Most of us consider jumping a car during a pouring rain stupidity. But people don’t know how often a car’s under-hood gets splashed with water when one drives during rain or on wet roads. That doesn’t cause anything harmful to the batteries or shoot a spark. So, the answer to “is it safe to jumpstart the car in the pouring rain?” Yes, it’s certainly safe to jumpstart a car in the rain, if done correctly.
However, it doesn’t mean anyone can try their hand at jumping without any prior experience. Jump starting in the rain doesn’t have an immediate danger but can expose the battery to rain or moisture that can cause corrosion and, as a result, reduce the life of the battery. You wouldn’t want to jumpstart a frozen or leaking battery as it could lead to an explosion.
Winters have an adverse effect on the car battery health and are 51 percent more likely to have problems. When your car battery gives up, you might be wondering who to call for quick help? To get a clear picture of the dangers and how to safely jump start service a car in the rain, follow the comprehensive jumpstart guide below.
How safe is it to jump a car in the rain?
As we all know, water is a good conductor of heat and electricity. That makes it a bad idea to jumpstart a car during rain, right? Wrong, the case is a bit different. Most car’s electric system runs on DC 12 volts or in case of big trucks at 24 volts and 5v. At the same time, the amperage of a car battery is around 48 to 50 Ah. This voltage and current range are pretty safe to work with, and there’s no chance for you to get hurt while trying to jumpstart a car in the rain.
Technically humans can resist up to 10,000 ohms of resistance, and if you do the math for a 12-volt car battery, it’ll be 0.012 amps. That is way less and can’t affect the human body. However, you need to prevent the rain droplets from dripping on the jumper wire open terminals and keep a close eye when connecting them.
Preventive measures for jumpstart during rain
- Prevent rain droplets from falling on the battery terminals
- Make sure the battery is not frozen before attempting to jump start
- Connecting incompatible vehicles such as 6-volt and 12-volt batteries
- Black is negative, and red is positive
- Make tight connections
- The red terminal clamp needs to be connected first, and then the black clip
- In any case, don’t let the two cables touch each other
- Disconnect them safely
Dangers of jump-starting your car yourself
Jumpstarting your car without any experience can be risky. A faulty battery might start a fire or fry the entire car’s electrical system. The batteries contain sulfuric acid that evaporates and is highly flammable. While the jumper cables often create sparks that can result in fire or even explosion if not done correctly. It is highly recommended to have a professional take care of the jumping process for you.
Jumping one’s car in the rain can also be harmful. The process might not affect humans but can potentially cause damage to the vehicle. Modern vehicles have complex electronic systems inside that are quite expensive at times. Short-circuiting them damages the parts beyond repair, causing you a lot of money.
Also, it is even possible to cause damage to the other car with a good battery.

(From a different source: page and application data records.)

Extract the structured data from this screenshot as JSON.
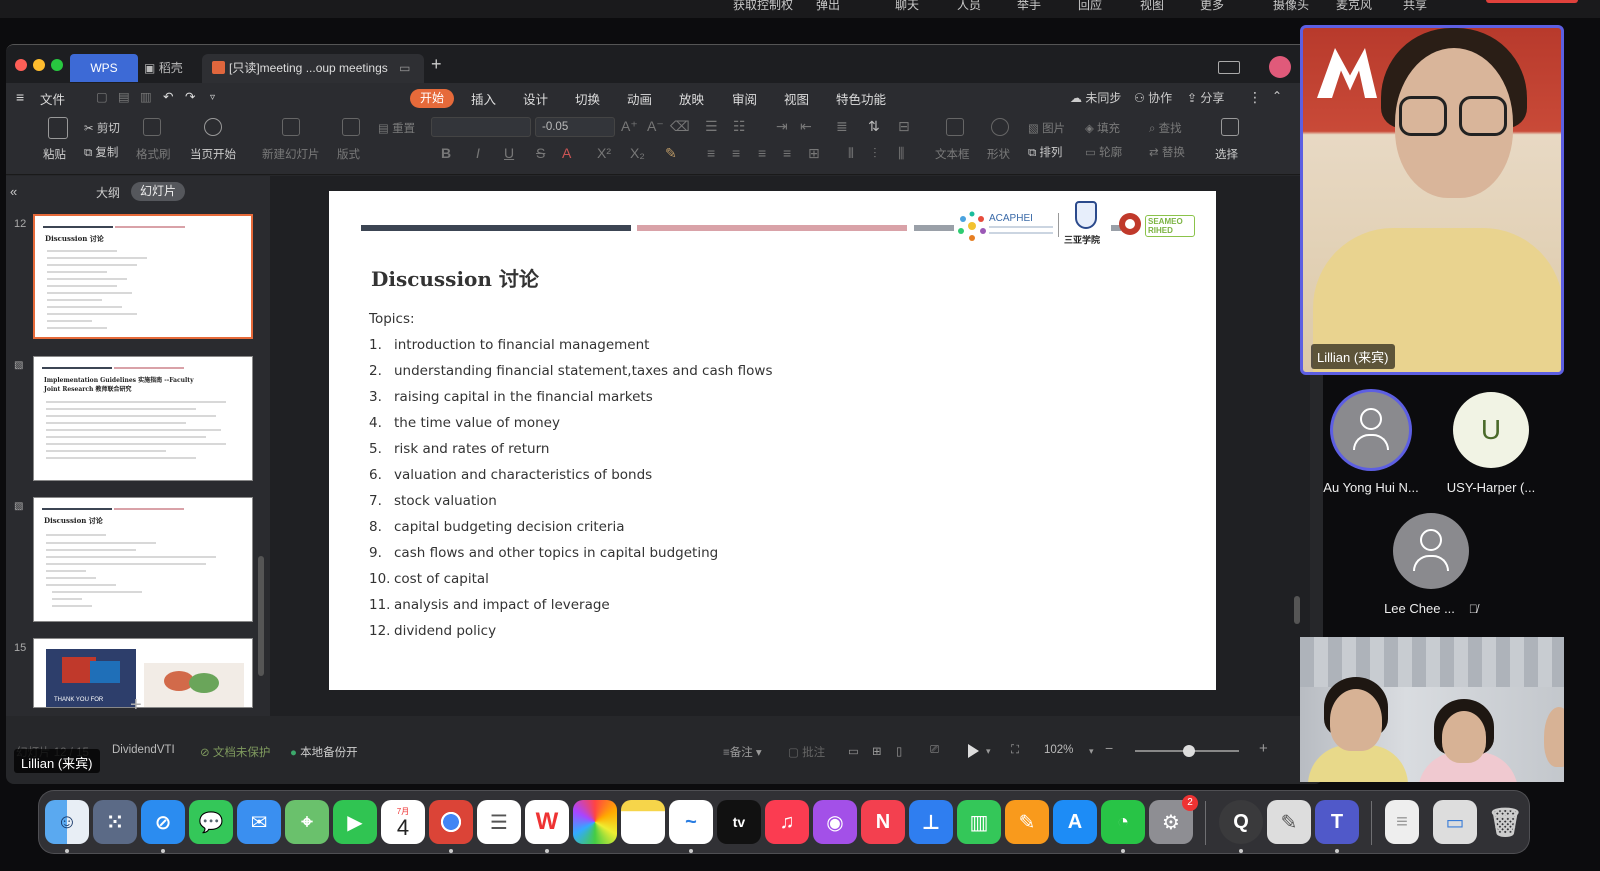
{
  "zoom_top": {
    "items": [
      "获取控制权",
      "弹出",
      "聊天",
      "人员",
      "举手",
      "回应",
      "视图",
      "更多",
      "摄像头",
      "麦克风",
      "共享"
    ]
  },
  "wps": {
    "tabs": {
      "wps": "WPS",
      "docer": "稻壳",
      "active": "[只读]meeting ...oup meetings"
    },
    "menu": {
      "file": "文件",
      "active": "开始",
      "items": [
        "插入",
        "设计",
        "切换",
        "动画",
        "放映",
        "审阅",
        "视图",
        "特色功能"
      ],
      "right": [
        "未同步",
        "协作",
        "分享"
      ]
    },
    "ribbon": {
      "paste": "粘贴",
      "cut": "剪切",
      "copy": "复制",
      "format_painter": "格式刷",
      "from_current": "当页开始",
      "new_slide": "新建幻灯片",
      "layout": "版式",
      "reset": "重置",
      "font_size": "-0.05",
      "textbox": "文本框",
      "shape": "形状",
      "picture": "图片",
      "arrange": "排列",
      "fill": "填充",
      "outline": "轮廓",
      "find": "查找",
      "replace": "替换",
      "select": "选择"
    },
    "left_panel": {
      "tab_outline": "大纲",
      "tab_slides": "幻灯片",
      "thumb_numbers": [
        "12",
        "",
        "",
        "15"
      ],
      "thumb1_title": "Discussion 讨论",
      "thumb2_title": "Implementation Guidelines 实施指南 --Faculty Joint Research 教师联合研究",
      "thumb3_title": "Discussion 讨论",
      "thumb4_title": "THANK YOU FOR"
    },
    "slide": {
      "logo_acaphei": "ACAPHEI",
      "logo_sanya": "三亚学院",
      "logo_seameo": "SEAMEO RIHED",
      "title": "Discussion  讨论",
      "topics_label": "Topics:",
      "topics": [
        {
          "n": "1.",
          "t": "introduction to financial management"
        },
        {
          "n": "2.",
          "t": "understanding financial statement,taxes and cash flows"
        },
        {
          "n": "3.",
          "t": "raising capital in the financial markets"
        },
        {
          "n": "4.",
          "t": "the time value of money"
        },
        {
          "n": "5.",
          "t": "risk and rates of return"
        },
        {
          "n": "6.",
          "t": "valuation and characteristics of bonds"
        },
        {
          "n": "7.",
          "t": "stock valuation"
        },
        {
          "n": "8.",
          "t": "capital budgeting decision criteria"
        },
        {
          "n": "9.",
          "t": "cash flows and other topics in capital budgeting"
        },
        {
          "n": "10.",
          "t": "cost of capital"
        },
        {
          "n": "11.",
          "t": "analysis and impact of  leverage"
        },
        {
          "n": "12.",
          "t": "dividend policy"
        }
      ]
    },
    "status": {
      "slide_count": "幻灯片 12 / 15",
      "theme": "DividendVTI",
      "protection": "文档未保护",
      "backup": "本地备份开",
      "notes": "备注",
      "comments": "批注",
      "zoom": "102%"
    }
  },
  "share_name": "Lillian (来宾)",
  "zoom_panel": {
    "main_video_label": "Lillian (来宾)",
    "participants": [
      {
        "name": "Au Yong Hui N...",
        "initial": ""
      },
      {
        "name": "USY-Harper (...",
        "initial": "U"
      },
      {
        "name": "Lee Chee ...",
        "initial": ""
      }
    ]
  },
  "dock": {
    "calendar_month": "7月",
    "calendar_day": "4",
    "settings_badge": "2",
    "apps": [
      "Finder",
      "Launchpad",
      "Safari",
      "Messages",
      "Mail",
      "Maps",
      "FaceTime",
      "Calendar",
      "Chrome",
      "Reminders",
      "WPS Office",
      "Photos",
      "Notes",
      "Freeform",
      "Apple TV",
      "Music",
      "Podcasts",
      "News",
      "Keynote",
      "Numbers",
      "Pages",
      "App Store",
      "WeChat",
      "System Settings",
      "QuickTime",
      "Script Editor",
      "Teams",
      "Document",
      "Preview",
      "Trash"
    ]
  }
}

This can be the very last thing anyone would want to ruin the day of a helping driver.
Steps to jump-start a car in the rain
- Before you begin the jumping process, make sure that all the electrical systems or devices are switched off and disconnected. Such as the lights, sat-nav, radio, etc., and lower the driver window.

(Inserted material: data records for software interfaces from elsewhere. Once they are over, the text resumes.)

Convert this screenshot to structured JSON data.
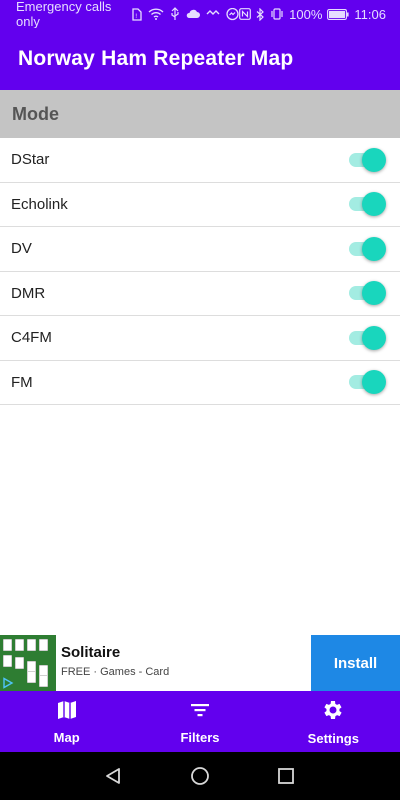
{
  "status_bar": {
    "carrier_text": "Emergency calls only",
    "battery_percent": "100%",
    "time": "11:06",
    "icons": [
      "sim-icon",
      "wifi-icon",
      "usb-icon",
      "cloud-icon",
      "loop-icon",
      "messenger-icon",
      "nfc-icon",
      "bluetooth-icon",
      "vibrate-icon",
      "battery-icon"
    ]
  },
  "app_bar": {
    "title": "Norway Ham Repeater Map"
  },
  "section": {
    "title": "Mode"
  },
  "modes": [
    {
      "label": "DStar",
      "enabled": true
    },
    {
      "label": "Echolink",
      "enabled": true
    },
    {
      "label": "DV",
      "enabled": true
    },
    {
      "label": "DMR",
      "enabled": true
    },
    {
      "label": "C4FM",
      "enabled": true
    },
    {
      "label": "FM",
      "enabled": true
    }
  ],
  "ad": {
    "title": "Solitaire",
    "subtitle": "FREE · Games - Card",
    "install_label": "Install",
    "icon": "solitaire-app-icon"
  },
  "bottom_nav": {
    "items": [
      {
        "label": "Map",
        "icon": "map-icon"
      },
      {
        "label": "Filters",
        "icon": "filter-icon"
      },
      {
        "label": "Settings",
        "icon": "gear-icon"
      }
    ]
  },
  "colors": {
    "primary": "#6200ee",
    "switch_thumb": "#19d6bd",
    "switch_track": "#a3ece2",
    "section_bg": "#c4c4c4",
    "install_button": "#1e88e5"
  }
}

- Park the other vehicle as close to the dead car as possible to make sure the jumper cables comfortably reach the terminals on both sides. And keep a short distance between the two vehicles as they won’t touch each other and cause damage.

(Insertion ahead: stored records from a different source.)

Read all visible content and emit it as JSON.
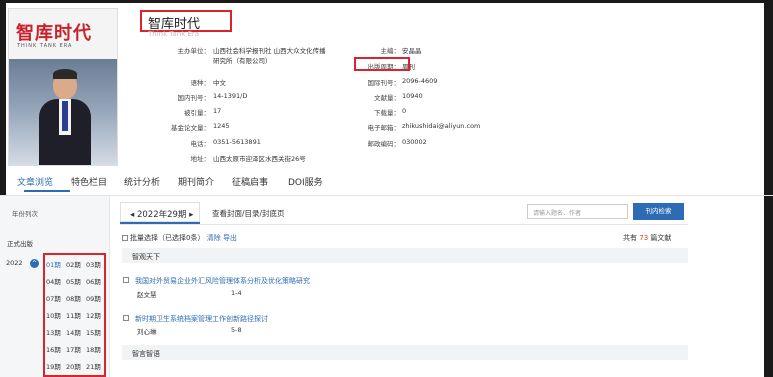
{
  "magazine": {
    "cover_title": "智库时代",
    "cover_subtitle": "THINK TANK ERA",
    "title": "智库时代",
    "title_en": "Think Tank Era"
  },
  "info": {
    "sponsor_label": "主办单位：",
    "sponsor_value_1": "山西社会科学报刊社 山西大众文化传播",
    "sponsor_value_2": "研究所（有限公司）",
    "editor_label": "主编：",
    "editor_value": "安晶晶",
    "cycle_label": "出版周期：",
    "cycle_value": "周刊",
    "language_label": "语种：",
    "language_value": "中文",
    "issn_label": "国际刊号：",
    "issn_value": "2096-4609",
    "cn_label": "国内刊号：",
    "cn_value": "14-1391/D",
    "articles_label": "文献量：",
    "articles_value": "10940",
    "citations_label": "被引量：",
    "citations_value": "17",
    "downloads_label": "下载量：",
    "downloads_value": "0",
    "fund_label": "基金论文量：",
    "fund_value": "1245",
    "email_label": "电子邮箱：",
    "email_value": "zhikushidai@aliyun.com",
    "phone_label": "电话：",
    "phone_value": "0351-5613891",
    "postcode_label": "邮政编码：",
    "postcode_value": "030002",
    "address_label": "地址：",
    "address_value": "山西太原市迎泽区水西关街26号"
  },
  "tabs": [
    "文章浏览",
    "特色栏目",
    "统计分析",
    "期刊简介",
    "征稿启事",
    "DOI服务"
  ],
  "left": {
    "heading": "年份列次",
    "section": "正式出版",
    "year": "2022",
    "issues": [
      [
        "01期",
        "02期",
        "03期"
      ],
      [
        "04期",
        "05期",
        "06期"
      ],
      [
        "07期",
        "08期",
        "09期"
      ],
      [
        "10期",
        "11期",
        "12期"
      ],
      [
        "13期",
        "14期",
        "15期"
      ],
      [
        "16期",
        "17期",
        "18期"
      ],
      [
        "19期",
        "20期",
        "21期"
      ]
    ]
  },
  "main": {
    "issue_tab": "2022年29期",
    "view_cover": "查看封面/目录/封底页",
    "search_placeholder": "请输入题名、作者",
    "search_button": "刊内检索",
    "bulk_select": "批量选择（已选择0条）",
    "clear": "清除",
    "export": "导出",
    "total_prefix": "共有",
    "total_count": "73",
    "total_suffix": "篇文献",
    "sections": [
      {
        "name": "智观天下",
        "articles": [
          {
            "title": "我国对外贸易企业外汇风险管理体系分析及优化策略研究",
            "author": "赵文慧",
            "pages": "1-4"
          },
          {
            "title": "新时期卫生系统档案管理工作创新路径探讨",
            "author": "刘心琳",
            "pages": "5-8"
          }
        ]
      },
      {
        "name": "智言智语",
        "articles": []
      }
    ]
  }
}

- Use a drape or some water-resistant material over the open hoods. That will ensure more safety from the rain and moisture.
- Make sure both the car’s engines are switched off and ignition keys removed.
- Attach the jumper cable’s red end to the positive (+) terminal on the flat battery by pulling the cover back to access the terminal. And the other end of the red jumper cable to the positive terminal of the good health battery.
- Now connect the black end of the jumper lead to the negative terminal on the healthy vehicle battery. And the other end of the black jumper cable to an earth point on the dead battery vehicle. This usually is the engine block or any other metal surface away from the battery. Be cautious not to touch both ends of the cable together.
- Then start the rescue car to provide the electricity and leave for a few minutes.
- Attempt to start the car with the weak battery. In case it doesn’t start, check the connections and tighten or clean as required.
- Once the car with the weak battery starts, leave it for at least 20 minutes to recharge the battery before shutting it off.
- However, if the casualty vehicle still doesn’t start, there might be some other problem that needs to be addressed. Call a reliable local towing service for quick help.
- Disconnect the jumper cables in the reverse order.
Sometimes, it’s not convenient or easy to get help from other vehicles to jump your car battery. Should that situation arise, you need to rely on a professional roadside assistance company nearby that can come to your aid as quickly as possible. Flag Towing offers emergency jump start service throughout the greater Texas region. On a few occasions, the battery might be completely drained or dead. In any such case, you will not be able to jumpstart and need to tow the car to the nearest mechanic shop. Flag Towing can efficiently and swiftly get you towed to the automotive technician of your choice in no time.